[Saved data entries]
*-*-*

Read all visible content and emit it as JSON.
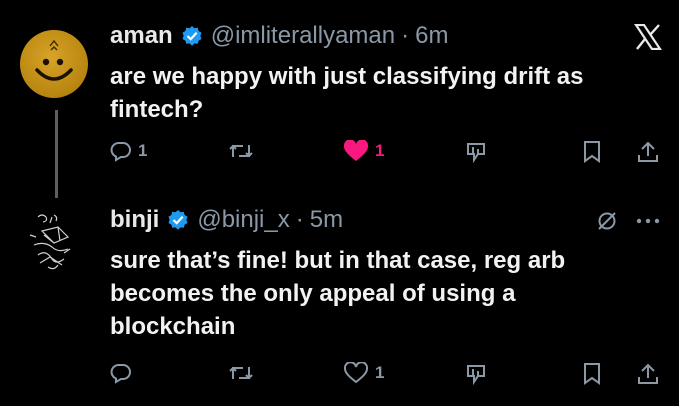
{
  "tweets": [
    {
      "name": "aman",
      "handle": "@imliterallyaman",
      "separator": "·",
      "time": "6m",
      "text_line1": "are we happy with just classifying drift as",
      "text_line2": "fintech?",
      "reply_count": "1",
      "retweet_count": "",
      "like_count": "1",
      "liked": true,
      "avatar_icon": "smiley-face-avatar"
    },
    {
      "name": "binji",
      "handle": "@binji_x",
      "separator": "·",
      "time": "5m",
      "text_line1": "sure that’s fine! but in that case, reg arb",
      "text_line2": "becomes the only appeal of using a",
      "text_line3": "blockchain",
      "reply_count": "",
      "retweet_count": "",
      "like_count": "1",
      "liked": false,
      "avatar_icon": "sketch-avatar"
    }
  ],
  "colors": {
    "background": "#000000",
    "text": "#e7e9ea",
    "muted": "#8b98a5",
    "verified": "#1d9bf0",
    "like_active": "#f91880"
  },
  "icons": [
    "x-logo-icon",
    "verified-badge-icon",
    "reply-icon",
    "retweet-icon",
    "like-icon",
    "views-icon",
    "bookmark-icon",
    "share-icon",
    "grok-icon",
    "more-icon"
  ]
}
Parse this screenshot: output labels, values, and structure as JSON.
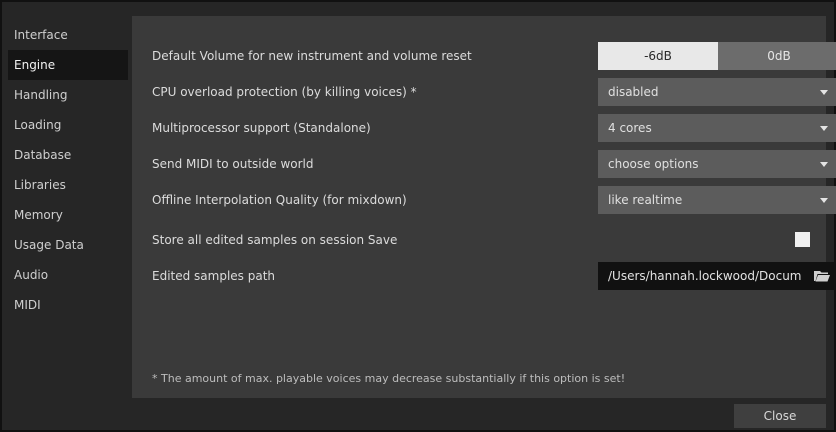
{
  "sidebar": {
    "items": [
      {
        "label": "Interface"
      },
      {
        "label": "Engine"
      },
      {
        "label": "Handling"
      },
      {
        "label": "Loading"
      },
      {
        "label": "Database"
      },
      {
        "label": "Libraries"
      },
      {
        "label": "Memory"
      },
      {
        "label": "Usage Data"
      },
      {
        "label": "Audio"
      },
      {
        "label": "MIDI"
      }
    ],
    "selected": "Engine"
  },
  "settings": {
    "default_volume": {
      "label": "Default Volume for new instrument and volume reset",
      "options": [
        "-6dB",
        "0dB"
      ],
      "selected": "-6dB"
    },
    "cpu_overload": {
      "label": "CPU overload protection (by killing voices) *",
      "value": "disabled"
    },
    "multiprocessor": {
      "label": "Multiprocessor support  (Standalone)",
      "value": "4 cores"
    },
    "send_midi": {
      "label": "Send MIDI to outside world",
      "value": "choose options"
    },
    "offline_interpolation": {
      "label": "Offline Interpolation Quality (for mixdown)",
      "value": "like realtime"
    },
    "store_samples": {
      "label": "Store all edited samples on session Save",
      "checked": false
    },
    "edited_path": {
      "label": "Edited samples path",
      "value": "/Users/hannah.lockwood/Docum"
    }
  },
  "footnote": "* The amount of max. playable voices may decrease substantially if this option is set!",
  "buttons": {
    "close": "Close"
  },
  "icons": {
    "dropdown": "chevron-down-icon",
    "folder": "folder-icon"
  },
  "colors": {
    "panel": "#3a3a3a",
    "sidebar_active": "#151515",
    "segment_selected": "#e8e8e8",
    "dropdown_bg": "#5c5c5c"
  }
}
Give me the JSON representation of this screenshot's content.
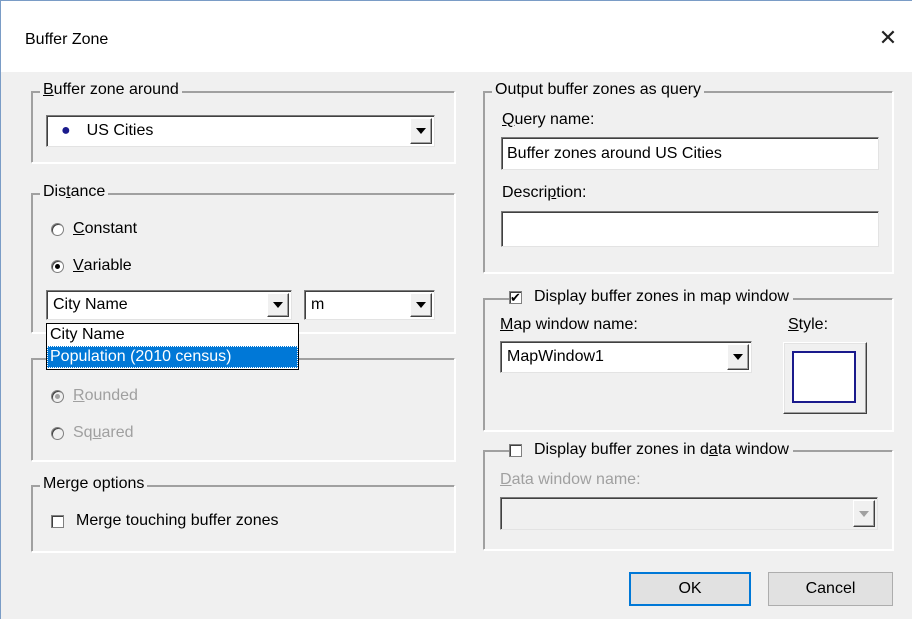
{
  "window": {
    "title": "Buffer Zone",
    "close_glyph": "✕"
  },
  "buffer_around": {
    "label_pre": "",
    "label_accel": "B",
    "label_post": "uffer zone around",
    "selected": "US Cities"
  },
  "distance": {
    "label_pre": "Dis",
    "label_accel": "t",
    "label_post": "ance",
    "constant": {
      "accel": "C",
      "rest": "onstant"
    },
    "variable": {
      "accel": "V",
      "rest": "ariable"
    },
    "field_select": "City Name",
    "unit_select": "m",
    "dropdown_options": [
      "City Name",
      "Population (2010 census)"
    ]
  },
  "shape": {
    "rounded": {
      "accel": "R",
      "rest": "ounded"
    },
    "squared": {
      "pre": "Sq",
      "accel": "u",
      "rest": "ared"
    }
  },
  "merge": {
    "label": "Merge options",
    "checkbox_label": "Merge touching buffer zones"
  },
  "query": {
    "label": "Output buffer zones as query",
    "name_label_accel": "Q",
    "name_label_rest": "uery name:",
    "name_value": "Buffer zones around US Cities",
    "desc_label_pre": "Descri",
    "desc_label_accel": "p",
    "desc_label_rest": "tion:",
    "desc_value": ""
  },
  "map_window": {
    "checkbox_label": "Display buffer zones in map window",
    "checkmark": "✔",
    "name_label_accel": "M",
    "name_label_rest": "ap window name:",
    "name_value": "MapWindow1",
    "style_label_accel": "S",
    "style_label_rest": "tyle:",
    "style_color": "#1a1a8c"
  },
  "data_window": {
    "checkbox_label_pre": "Display buffer zones in d",
    "checkbox_label_accel": "a",
    "checkbox_label_post": "ta window",
    "name_label_accel": "D",
    "name_label_rest": "ata window name:",
    "name_value": ""
  },
  "buttons": {
    "ok": "OK",
    "cancel": "Cancel"
  },
  "colors": {
    "accent": "#0078d7",
    "disabled_text": "#a0a0a0"
  }
}
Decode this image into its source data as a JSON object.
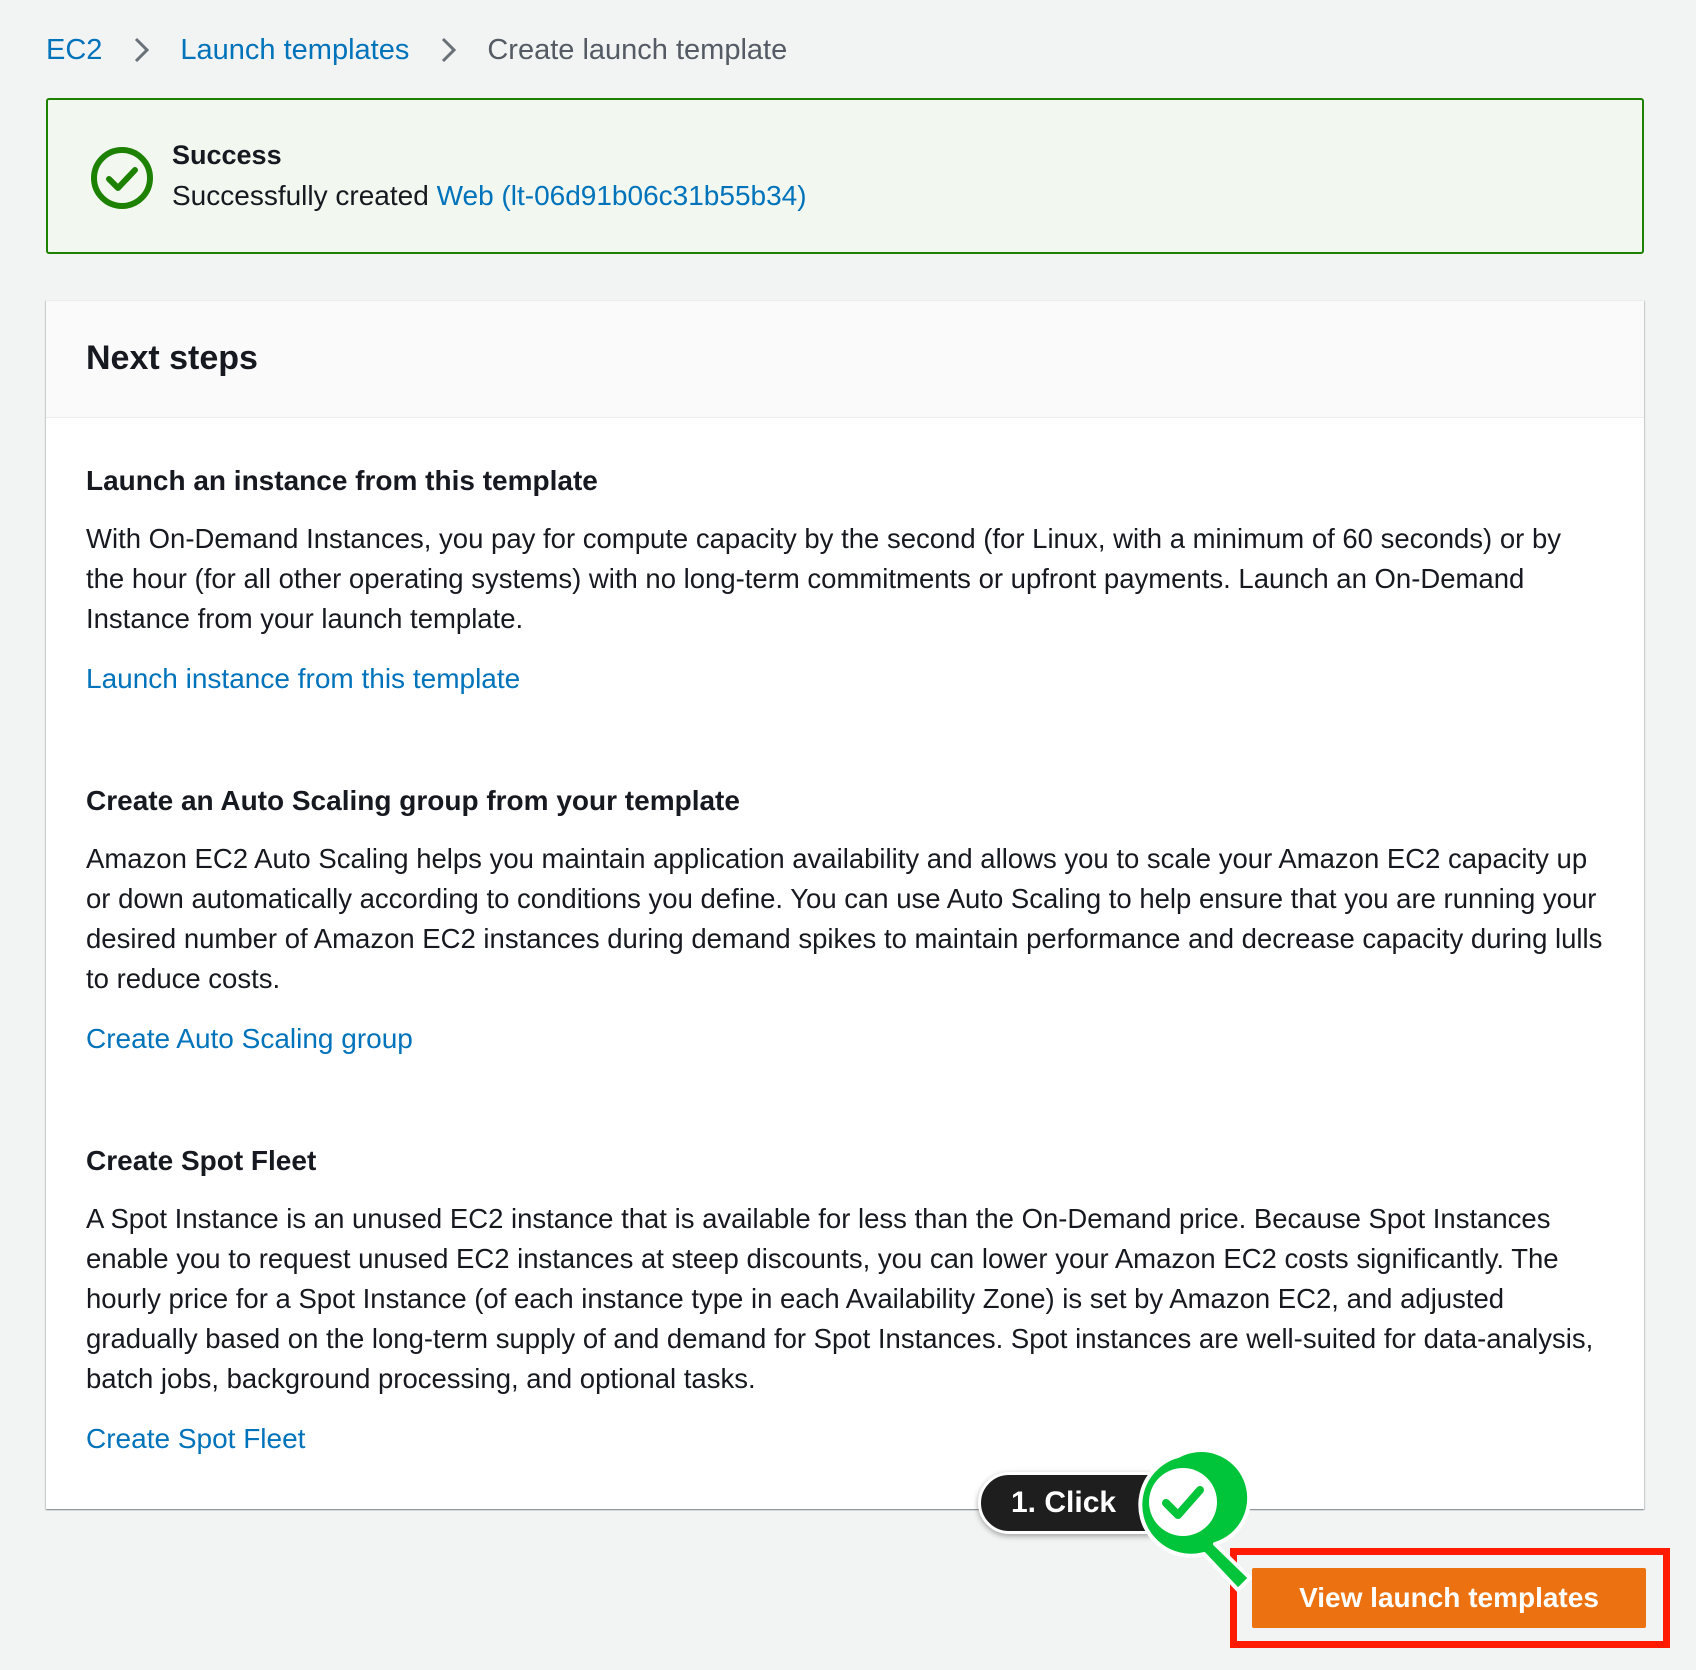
{
  "breadcrumb": {
    "items": [
      "EC2",
      "Launch templates"
    ],
    "current": "Create launch template"
  },
  "flash": {
    "title": "Success",
    "message_prefix": "Successfully created ",
    "link_text": "Web (lt-06d91b06c31b55b34)",
    "color": "#1d8102"
  },
  "panel": {
    "title": "Next steps",
    "sections": [
      {
        "title": "Launch an instance from this template",
        "body": "With On-Demand Instances, you pay for compute capacity by the second (for Linux, with a minimum of 60 seconds) or by the hour (for all other operating systems) with no long-term commitments or upfront payments. Launch an On-Demand Instance from your launch template.",
        "link": "Launch instance from this template"
      },
      {
        "title": "Create an Auto Scaling group from your template",
        "body": "Amazon EC2 Auto Scaling helps you maintain application availability and allows you to scale your Amazon EC2 capacity up or down automatically according to conditions you define. You can use Auto Scaling to help ensure that you are running your desired number of Amazon EC2 instances during demand spikes to maintain performance and decrease capacity during lulls to reduce costs.",
        "link": "Create Auto Scaling group"
      },
      {
        "title": "Create Spot Fleet",
        "body": "A Spot Instance is an unused EC2 instance that is available for less than the On-Demand price. Because Spot Instances enable you to request unused EC2 instances at steep discounts, you can lower your Amazon EC2 costs significantly. The hourly price for a Spot Instance (of each instance type in each Availability Zone) is set by Amazon EC2, and adjusted gradually based on the long-term supply of and demand for Spot Instances. Spot instances are well-suited for data-analysis, batch jobs, background processing, and optional tasks.",
        "link": "Create Spot Fleet"
      }
    ]
  },
  "actions": {
    "primary_label": "View launch templates",
    "primary_color": "#ec7211"
  },
  "annotation": {
    "step_label": "1. Click",
    "highlight_color": "#ff1a00",
    "marker_color": "#00c43a"
  },
  "icons": {
    "breadcrumb_separator": "chevron-right-icon",
    "flash_status": "success-check-icon",
    "annotation_marker": "check-marker-icon"
  }
}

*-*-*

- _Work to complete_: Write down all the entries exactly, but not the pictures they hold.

- _Exercise response_:
Read all visible content and emit it as JSON.
{
  "tweets": [
    {
      "name": "aman",
      "handle": "@imliterallyaman",
      "separator": "·",
      "time": "6m",
      "text_line1": "are we happy with just classifying drift as",
      "text_line2": "fintech?",
      "reply_count": "1",
      "retweet_count": "",
      "like_count": "1",
      "liked": true,
      "avatar_icon": "smiley-face-avatar"
    },
    {
      "name": "binji",
      "handle": "@binji_x",
      "separator": "·",
      "time": "5m",
      "text_line1": "sure that’s fine! but in that case, reg arb",
      "text_line2": "becomes the only appeal of using a",
      "text_line3": "blockchain",
      "reply_count": "",
      "retweet_count": "",
      "like_count": "1",
      "liked": false,
      "avatar_icon": "sketch-avatar"
    }
  ],
  "colors": {
    "background": "#000000",
    "text": "#e7e9ea",
    "muted": "#8b98a5",
    "verified": "#1d9bf0",
    "like_active": "#f91880"
  },
  "icons": [
    "x-logo-icon",
    "verified-badge-icon",
    "reply-icon",
    "retweet-icon",
    "like-icon",
    "views-icon",
    "bookmark-icon",
    "share-icon",
    "grok-icon",
    "more-icon"
  ]
}
Parse this screenshot: output labels, values, and structure as JSON.
{
  "sidebar": {
    "items": [
      {
        "label": "Interface"
      },
      {
        "label": "Engine"
      },
      {
        "label": "Handling"
      },
      {
        "label": "Loading"
      },
      {
        "label": "Database"
      },
      {
        "label": "Libraries"
      },
      {
        "label": "Memory"
      },
      {
        "label": "Usage Data"
      },
      {
        "label": "Audio"
      },
      {
        "label": "MIDI"
      }
    ],
    "selected": "Engine"
  },
  "settings": {
    "default_volume": {
      "label": "Default Volume for new instrument and volume reset",
      "options": [
        "-6dB",
        "0dB"
      ],
      "selected": "-6dB"
    },
    "cpu_overload": {
      "label": "CPU overload protection (by killing voices) *",
      "value": "disabled"
    },
    "multiprocessor": {
      "label": "Multiprocessor support  (Standalone)",
      "value": "4 cores"
    },
    "send_midi": {
      "label": "Send MIDI to outside world",
      "value": "choose options"
    },
    "offline_interpolation": {
      "label": "Offline Interpolation Quality (for mixdown)",
      "value": "like realtime"
    },
    "store_samples": {
      "label": "Store all edited samples on session Save",
      "checked": false
    },
    "edited_path": {
      "label": "Edited samples path",
      "value": "/Users/hannah.lockwood/Docum"
    }
  },
  "footnote": "* The amount of max. playable voices may decrease substantially if this option is set!",
  "buttons": {
    "close": "Close"
  },
  "icons": {
    "dropdown": "chevron-down-icon",
    "folder": "folder-icon"
  },
  "colors": {
    "panel": "#3a3a3a",
    "sidebar_active": "#151515",
    "segment_selected": "#e8e8e8",
    "dropdown_bg": "#5c5c5c"
  }
}
Give me the JSON representation of this screenshot's content.
{
  "window": {
    "title": "Buffer Zone",
    "close_glyph": "✕"
  },
  "buffer_around": {
    "label_pre": "",
    "label_accel": "B",
    "label_post": "uffer zone around",
    "selected": "US Cities"
  },
  "distance": {
    "label_pre": "Dis",
    "label_accel": "t",
    "label_post": "ance",
    "constant": {
      "accel": "C",
      "rest": "onstant"
    },
    "variable": {
      "accel": "V",
      "rest": "ariable"
    },
    "field_select": "City Name",
    "unit_select": "m",
    "dropdown_options": [
      "City Name",
      "Population (2010 census)"
    ]
  },
  "shape": {
    "rounded": {
      "accel": "R",
      "rest": "ounded"
    },
    "squared": {
      "pre": "Sq",
      "accel": "u",
      "rest": "ared"
    }
  },
  "merge": {
    "label": "Merge options",
    "checkbox_label": "Merge touching buffer zones"
  },
  "query": {
    "label": "Output buffer zones as query",
    "name_label_accel": "Q",
    "name_label_rest": "uery name:",
    "name_value": "Buffer zones around US Cities",
    "desc_label_pre": "Descri",
    "desc_label_accel": "p",
    "desc_label_rest": "tion:",
    "desc_value": ""
  },
  "map_window": {
    "checkbox_label": "Display buffer zones in map window",
    "checkmark": "✔",
    "name_label_accel": "M",
    "name_label_rest": "ap window name:",
    "name_value": "MapWindow1",
    "style_label_accel": "S",
    "style_label_rest": "tyle:",
    "style_color": "#1a1a8c"
  },
  "data_window": {
    "checkbox_label_pre": "Display buffer zones in d",
    "checkbox_label_accel": "a",
    "checkbox_label_post": "ta window",
    "name_label_accel": "D",
    "name_label_rest": "ata window name:",
    "name_value": ""
  },
  "buttons": {
    "ok": "OK",
    "cancel": "Cancel"
  },
  "colors": {
    "accent": "#0078d7",
    "disabled_text": "#a0a0a0"
  }
}
Decode this image into its source data as a JSON object.
{
  "breadcrumb": {
    "items": [
      "EC2",
      "Launch templates"
    ],
    "current": "Create launch template"
  },
  "flash": {
    "title": "Success",
    "message_prefix": "Successfully created ",
    "link_text": "Web (lt-06d91b06c31b55b34)",
    "color": "#1d8102"
  },
  "panel": {
    "title": "Next steps",
    "sections": [
      {
        "title": "Launch an instance from this template",
        "body": "With On-Demand Instances, you pay for compute capacity by the second (for Linux, with a minimum of 60 seconds) or by the hour (for all other operating systems) with no long-term commitments or upfront payments. Launch an On-Demand Instance from your launch template.",
        "link": "Launch instance from this template"
      },
      {
        "title": "Create an Auto Scaling group from your template",
        "body": "Amazon EC2 Auto Scaling helps you maintain application availability and allows you to scale your Amazon EC2 capacity up or down automatically according to conditions you define. You can use Auto Scaling to help ensure that you are running your desired number of Amazon EC2 instances during demand spikes to maintain performance and decrease capacity during lulls to reduce costs.",
        "link": "Create Auto Scaling group"
      },
      {
        "title": "Create Spot Fleet",
        "body": "A Spot Instance is an unused EC2 instance that is available for less than the On-Demand price. Because Spot Instances enable you to request unused EC2 instances at steep discounts, you can lower your Amazon EC2 costs significantly. The hourly price for a Spot Instance (of each instance type in each Availability Zone) is set by Amazon EC2, and adjusted gradually based on the long-term supply of and demand for Spot Instances. Spot instances are well-suited for data-analysis, batch jobs, background processing, and optional tasks.",
        "link": "Create Spot Fleet"
      }
    ]
  },
  "actions": {
    "primary_label": "View launch templates",
    "primary_color": "#ec7211"
  },
  "annotation": {
    "step_label": "1. Click",
    "highlight_color": "#ff1a00",
    "marker_color": "#00c43a"
  },
  "icons": {
    "breadcrumb_separator": "chevron-right-icon",
    "flash_status": "success-check-icon",
    "annotation_marker": "check-marker-icon"
  }
}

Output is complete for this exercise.